The U.S. may tip into recession next year if lawmakers can’t break an impasse over the federal budget, according to report from the nonpartisan Congressional Budget Office. Economic output would shrink next year by 0.5 percent, and joblessness would climb to about 9 percent, unless $600 billion in scheduled tax increases and spending cuts are halted, the CBO said Aug. 22.
“What the record shows is we’ve had the weakest recovery on record, we have anunemployment rate above 8 percent, and the U.S. consumer is basically dead in the water,” Yale’s Roach said on Bloomberg Television’s “First Up” with Susan Li.
The rest of the developed world isn’t much better off. The euro-zone and U.K. economies contracted 0.5 percent in the second quarter from a year earlier. Japan is struggling to overcome more than a decade of deflation and the effects of last year’s record earthquake.
New regulations requiring banks to hold more capital and increased saving by households has prevented record low interest rates from sparking the recovery central bankers anticipated, Gross wrote in the monthly commentary posted on Pimco’s website Sept. 5.
“Returns from both stocks and bonds will be stunted,” Gross said. “Central banks are agog in disbelief that the endless stream of QEs and LTROs have not produced the desired result.”
The Australian dollar was set for its first five-day drop in three weeks as a global equity rout damped demand for higher-yielding assets.
The so-called Aussie weakened after Moody’s Investors Service lowered the ratings for 15 banks, including Credit Suisse Group AG and Morgan Stanley. Declines in the Australian andNew Zealand currencies were tempered on speculation their recent losses were too rapid.
“The environment is still quite risk averse,” said Janu Chan, an economist at St. George Bank Ltd. in Sydney. “There’s probably likelihood of more downward pressure on the Aussie.”
The Australian dollar was at $1.0051 as of 9:26 a.m. in Sydney after sliding 1.6 percent to $1.0034 yesterday. It was little changed at 80.60 yen.
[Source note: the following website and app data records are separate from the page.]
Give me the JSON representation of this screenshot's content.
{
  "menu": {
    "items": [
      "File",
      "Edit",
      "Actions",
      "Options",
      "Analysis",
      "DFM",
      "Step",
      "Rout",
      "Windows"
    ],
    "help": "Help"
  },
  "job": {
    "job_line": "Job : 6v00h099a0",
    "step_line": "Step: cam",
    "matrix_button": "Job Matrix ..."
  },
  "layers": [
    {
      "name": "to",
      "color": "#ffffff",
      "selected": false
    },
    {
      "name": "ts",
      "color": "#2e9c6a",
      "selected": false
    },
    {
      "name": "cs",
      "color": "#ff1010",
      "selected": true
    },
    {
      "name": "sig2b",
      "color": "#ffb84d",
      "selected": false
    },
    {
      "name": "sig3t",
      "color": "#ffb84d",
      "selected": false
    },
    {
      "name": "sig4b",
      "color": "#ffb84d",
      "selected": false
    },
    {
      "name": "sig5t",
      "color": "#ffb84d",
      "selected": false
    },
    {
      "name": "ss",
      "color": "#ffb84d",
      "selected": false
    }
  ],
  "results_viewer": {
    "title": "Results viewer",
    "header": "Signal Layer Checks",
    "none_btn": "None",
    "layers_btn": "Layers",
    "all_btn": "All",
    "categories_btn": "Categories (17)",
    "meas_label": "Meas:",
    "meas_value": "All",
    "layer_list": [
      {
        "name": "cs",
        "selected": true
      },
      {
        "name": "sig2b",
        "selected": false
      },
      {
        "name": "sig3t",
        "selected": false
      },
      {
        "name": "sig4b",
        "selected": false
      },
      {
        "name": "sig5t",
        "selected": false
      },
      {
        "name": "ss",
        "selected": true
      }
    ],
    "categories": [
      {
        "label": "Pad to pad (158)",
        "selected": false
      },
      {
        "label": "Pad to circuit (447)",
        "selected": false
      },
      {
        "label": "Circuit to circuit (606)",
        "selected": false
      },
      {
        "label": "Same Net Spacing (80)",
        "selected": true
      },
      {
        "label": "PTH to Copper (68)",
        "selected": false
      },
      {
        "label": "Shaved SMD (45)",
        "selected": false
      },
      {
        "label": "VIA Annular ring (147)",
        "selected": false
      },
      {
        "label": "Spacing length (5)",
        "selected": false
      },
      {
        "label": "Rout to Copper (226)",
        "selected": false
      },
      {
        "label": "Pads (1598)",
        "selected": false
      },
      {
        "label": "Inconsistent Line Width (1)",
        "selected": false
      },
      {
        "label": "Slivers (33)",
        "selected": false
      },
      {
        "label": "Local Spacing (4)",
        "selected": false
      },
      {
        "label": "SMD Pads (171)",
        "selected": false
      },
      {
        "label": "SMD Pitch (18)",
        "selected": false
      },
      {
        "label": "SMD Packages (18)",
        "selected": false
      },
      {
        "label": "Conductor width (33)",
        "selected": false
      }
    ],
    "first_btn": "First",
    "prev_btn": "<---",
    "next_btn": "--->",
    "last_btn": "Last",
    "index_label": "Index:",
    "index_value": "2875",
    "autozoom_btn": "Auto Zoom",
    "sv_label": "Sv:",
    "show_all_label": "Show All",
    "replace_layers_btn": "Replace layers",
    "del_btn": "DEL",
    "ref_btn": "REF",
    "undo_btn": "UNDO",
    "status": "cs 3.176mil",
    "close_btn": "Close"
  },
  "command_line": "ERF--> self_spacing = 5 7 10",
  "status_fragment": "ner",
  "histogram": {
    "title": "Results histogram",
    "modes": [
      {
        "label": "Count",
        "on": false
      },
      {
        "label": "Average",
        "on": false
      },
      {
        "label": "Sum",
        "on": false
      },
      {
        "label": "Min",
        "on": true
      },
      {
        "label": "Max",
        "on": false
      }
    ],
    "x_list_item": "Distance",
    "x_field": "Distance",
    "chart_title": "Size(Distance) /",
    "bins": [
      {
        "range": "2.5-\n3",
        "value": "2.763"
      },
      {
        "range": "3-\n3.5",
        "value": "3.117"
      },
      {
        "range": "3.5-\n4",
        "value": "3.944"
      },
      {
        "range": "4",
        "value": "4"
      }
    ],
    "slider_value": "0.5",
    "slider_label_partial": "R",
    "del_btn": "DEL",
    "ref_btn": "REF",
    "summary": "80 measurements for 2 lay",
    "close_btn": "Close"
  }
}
New Zealand’s currency traded at 78.76 U.S. cents, 0.2 percent higher than yesterday’s close. The so-called kiwi was at 63.17 yen from 63.14.
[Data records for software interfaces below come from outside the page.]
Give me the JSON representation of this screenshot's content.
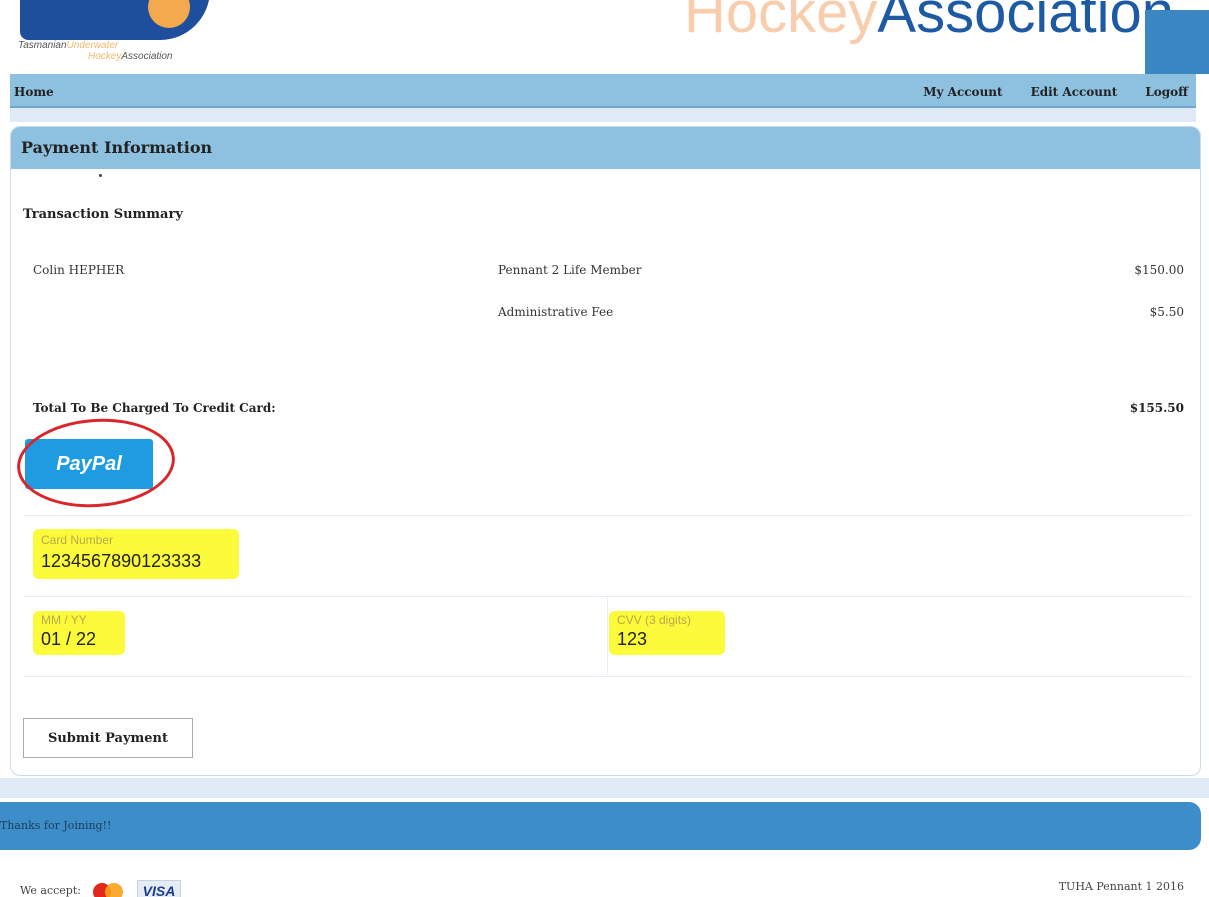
{
  "header": {
    "logo_text_1": "Tasmanian",
    "logo_text_2": "Underwater",
    "logo_text_3": "Hockey",
    "logo_text_4": "Association",
    "banner_part1": "Hockey",
    "banner_part2": "Association"
  },
  "nav": {
    "home": "Home",
    "my_account": "My Account",
    "edit_account": "Edit Account",
    "logoff": "Logoff"
  },
  "panel": {
    "title": "Payment Information",
    "summary_title": "Transaction Summary",
    "items": [
      {
        "name": "Colin HEPHER",
        "description": "Pennant 2 Life Member",
        "amount": "$150.00"
      },
      {
        "name": "",
        "description": "Administrative Fee",
        "amount": "$5.50"
      }
    ],
    "total_label": "Total To Be Charged To Credit Card:",
    "total_value": "$155.50",
    "paypal_label": "PayPal"
  },
  "card": {
    "number_label": "Card Number",
    "number_value": "1234567890123333",
    "expiry_label": "MM / YY",
    "expiry_value": "01 / 22",
    "cvv_label": "CVV (3 digits)",
    "cvv_value": "123"
  },
  "submit_label": "Submit Payment",
  "thanks": "Thanks for Joining!!",
  "footer": {
    "accept_label": "We accept:",
    "visa_label": "VISA",
    "copyright": "TUHA Pennant 1 2016"
  },
  "colors": {
    "nav_bg": "#8ec0e0",
    "paypal_blue": "#1f9be1",
    "highlight": "#fbfb3c",
    "annotation_red": "#d9262a"
  }
}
The Aussie headed for a 0.1 percent drop versus the U.S. dollar this week, halting a two-week advance. Its New Zealand counterpart was little changed from the period ended June 15.
Australian bonds rose, pushing the 10-year yield down by 7 1/2 basis points, or 0.075 percentage point, to 3.06 percent. New Zealand’s two-year swap rate, a fixed payment made to receive floating rates, was unchanged at 2.75 percent.
The Standard & Poor’s 500 Index (SPX) slumped 2.2 percent yesterday, the biggest one-day decline since June 1. The Stoxx Europe 600 Index fell 0.5 percent.
The banks that were downgraded have “significant exposure to the volatility and risk of outsized losses inherent to capital-markets activities,” Moody’s Global Banking Managing Director Greg Bauer said yesterday in a statement.
The Australian dollar has advanced 2.4 percent in the past month, the second best-performance among the 10 developed-nation currencies tracked by Bloomberg Correlation-Weighted Indexes. New Zealand’s currency was the biggest gainer, rising 4.5 percent in the same period.
“There may be just a little bit of profit-taking, following the sharp moves in through the London and New York sessions,” said Mike Jones, a Wellington-based currency strategist at Bank of New Zealand Ltd. “The risks to the kiwi and Aussie are still probably to the downside.”